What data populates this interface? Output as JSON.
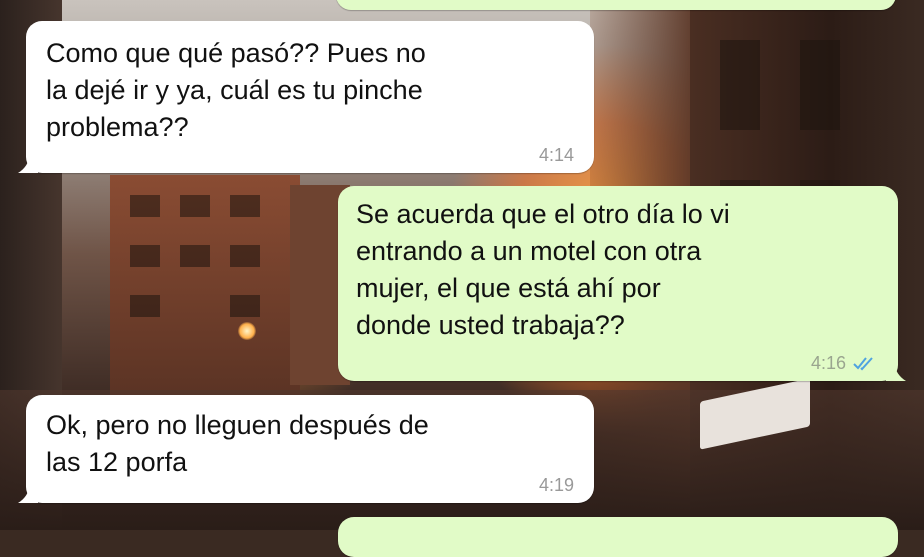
{
  "messages": [
    {
      "direction": "outgoing",
      "text": "",
      "time": ""
    },
    {
      "direction": "incoming",
      "text": "Como que qué pasó?? Pues no\nla dejé ir y ya, cuál es tu pinche\nproblema??",
      "time": "4:14"
    },
    {
      "direction": "outgoing",
      "text": "Se acuerda que el otro día lo vi\nentrando a un motel con otra\nmujer, el que está ahí por\ndonde usted trabaja??",
      "time": "4:16",
      "status": "read-double-check-icon",
      "status_color": "#4fa3e0"
    },
    {
      "direction": "incoming",
      "text": "Ok, pero no lleguen después de\nlas 12 porfa",
      "time": "4:19"
    },
    {
      "direction": "outgoing",
      "text": "",
      "time": ""
    }
  ],
  "colors": {
    "incoming_bubble": "#ffffff",
    "outgoing_bubble": "#e1fbc7",
    "timestamp": "#999999",
    "read_ticks": "#4fa3e0"
  }
}
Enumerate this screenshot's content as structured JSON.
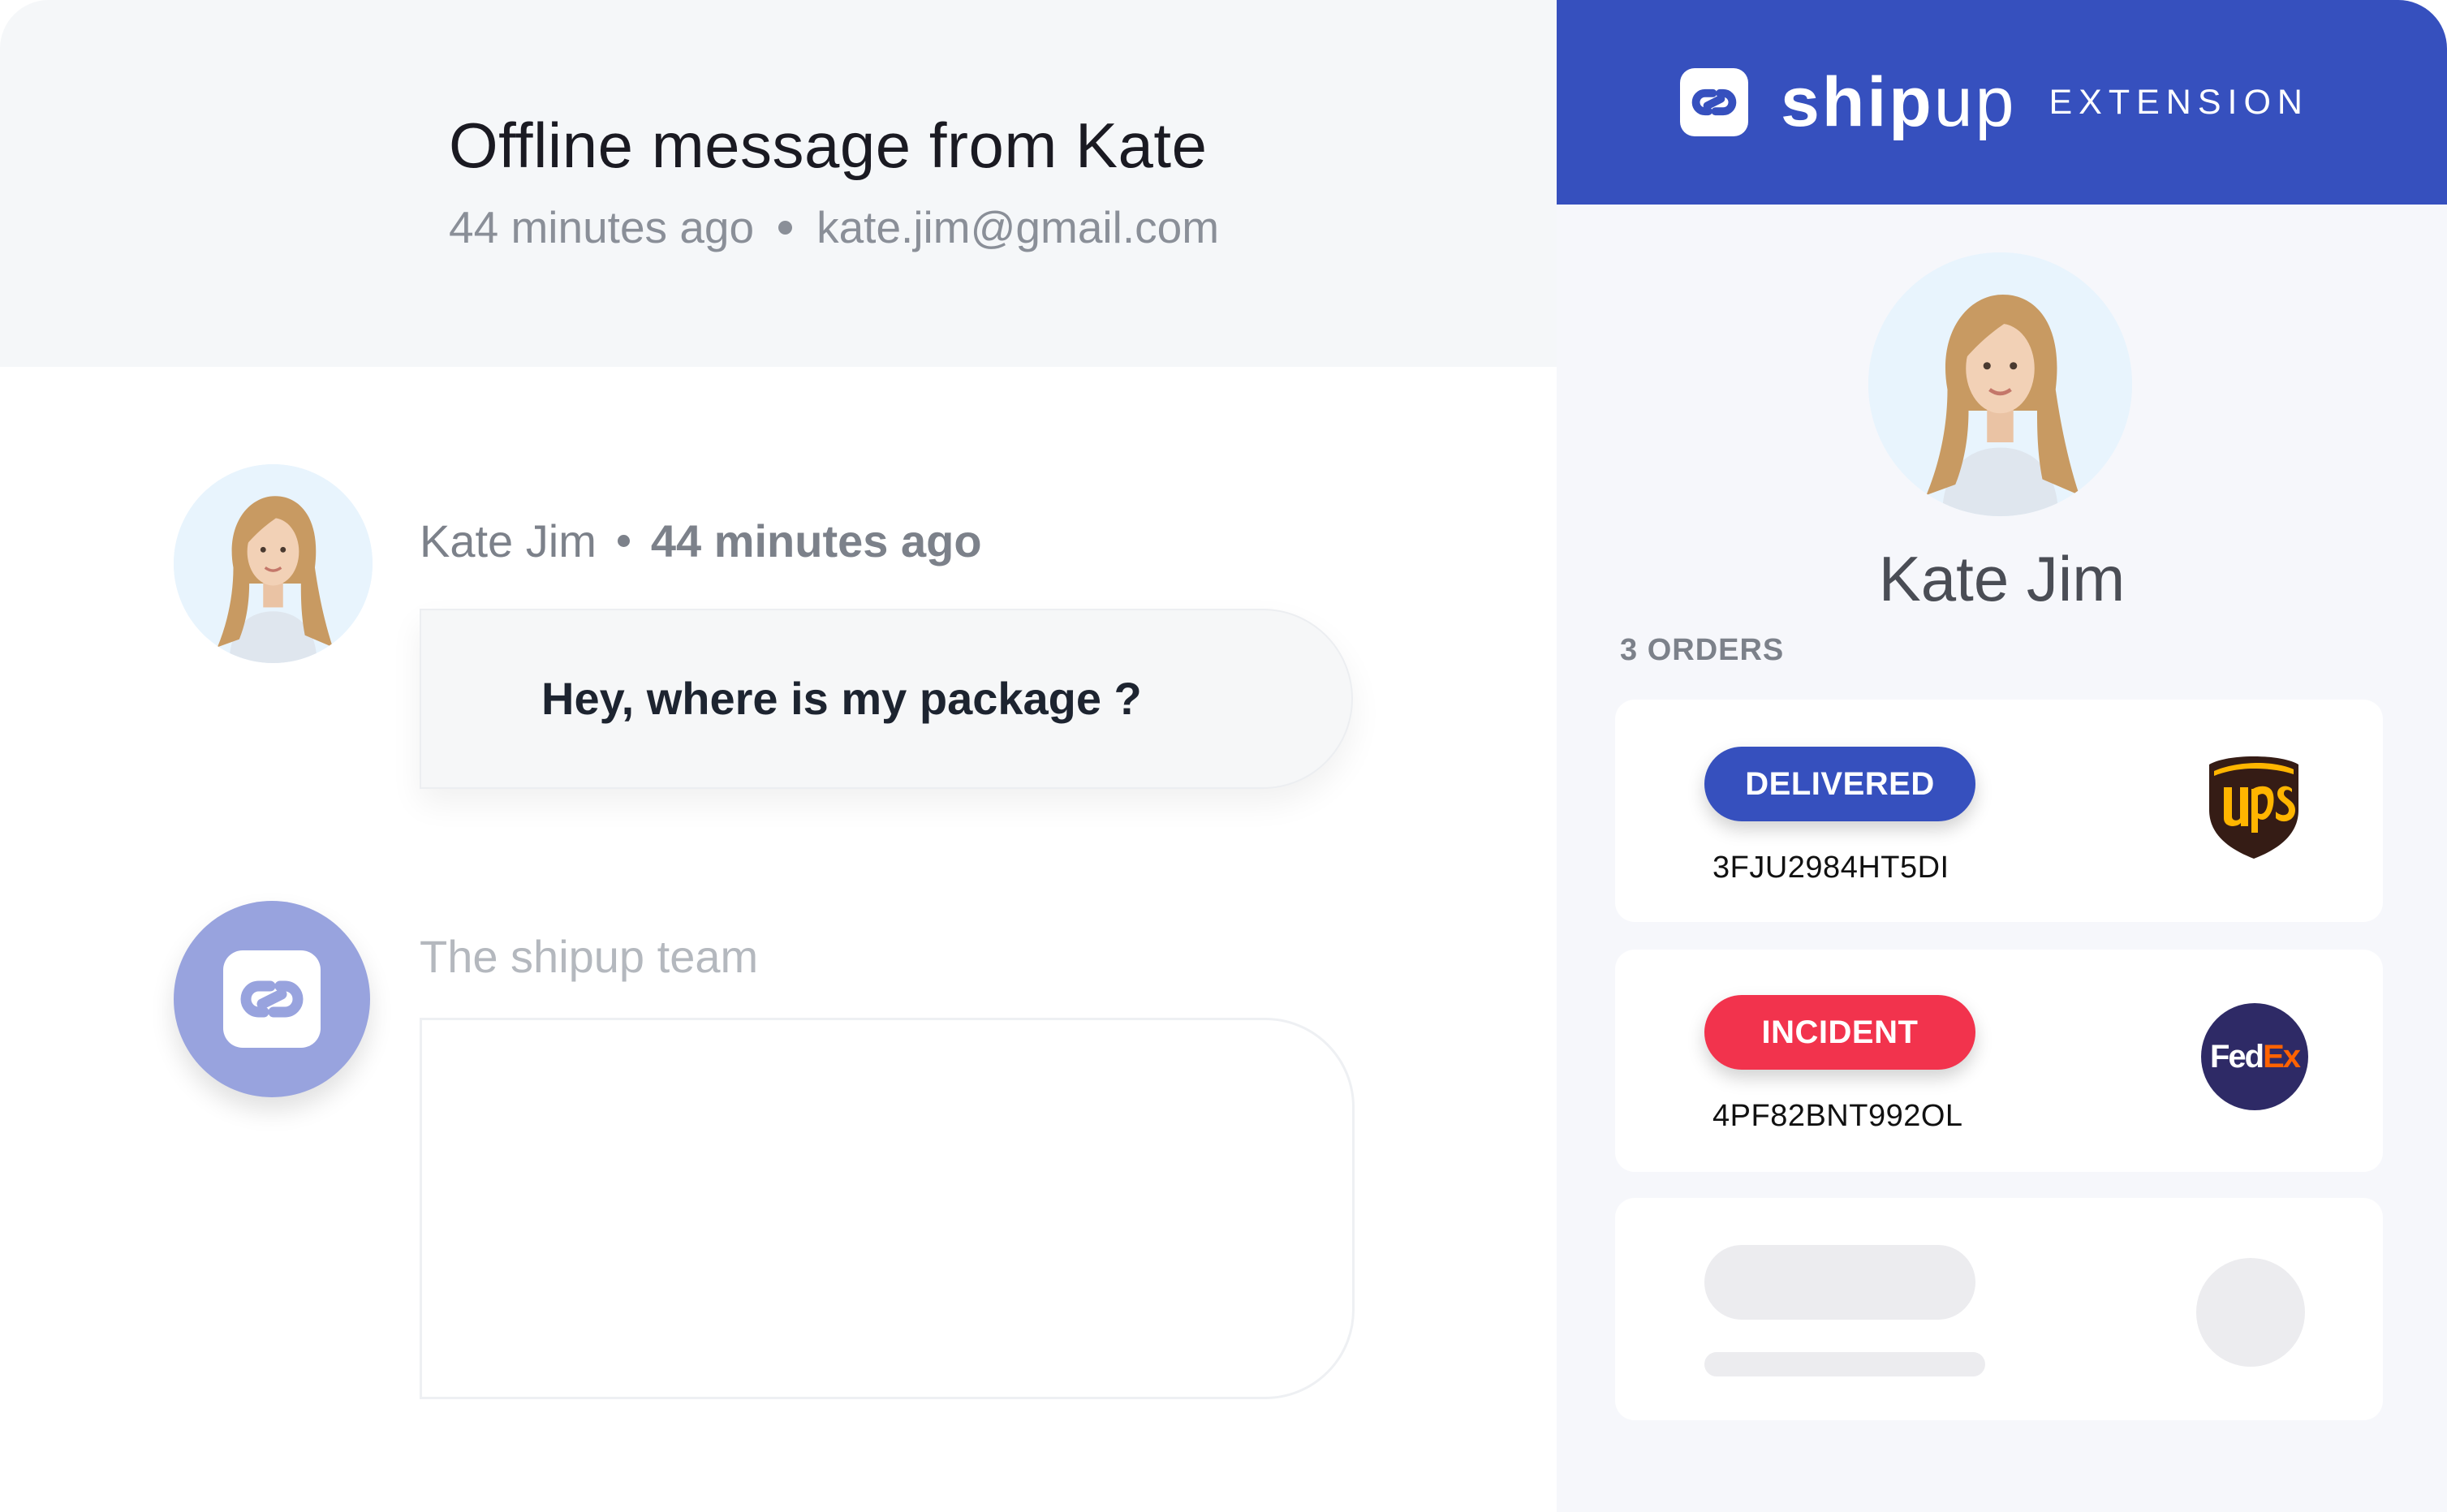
{
  "conversation": {
    "title": "Offline message from Kate",
    "time_ago": "44 minutes ago",
    "email": "kate.jim@gmail.com"
  },
  "message": {
    "author": "Kate Jim",
    "time_ago": "44 minutes ago",
    "text": "Hey, where is my package ?"
  },
  "reply": {
    "team_name": "The shipup team",
    "value": ""
  },
  "extension": {
    "brand_bold": "ship",
    "brand_light": "up",
    "label": "EXTENSION",
    "header_color": "#3650be"
  },
  "customer": {
    "name": "Kate Jim",
    "orders_label": "3  ORDERS"
  },
  "orders": [
    {
      "status": "DELIVERED",
      "status_color": "#3650be",
      "tracking": "3FJU2984HT5DI",
      "carrier": "ups",
      "carrier_icon": "ups-logo-icon"
    },
    {
      "status": "INCIDENT",
      "status_color": "#f2334d",
      "tracking": "4PF82BNT992OL",
      "carrier": "fedex",
      "carrier_icon": "fedex-logo-icon",
      "carrier_text_fed": "Fed",
      "carrier_text_ex": "Ex"
    },
    {
      "status": "",
      "tracking": "",
      "carrier": "",
      "loading": true
    }
  ],
  "colors": {
    "accent": "#3650be",
    "incident": "#f2334d",
    "team_avatar": "#98a3de"
  }
}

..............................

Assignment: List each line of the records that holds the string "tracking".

Answer space:
      "tracking": "3FJU2984HT5DI",
      "tracking": "4PF82BNT992OL",
      "tracking": "",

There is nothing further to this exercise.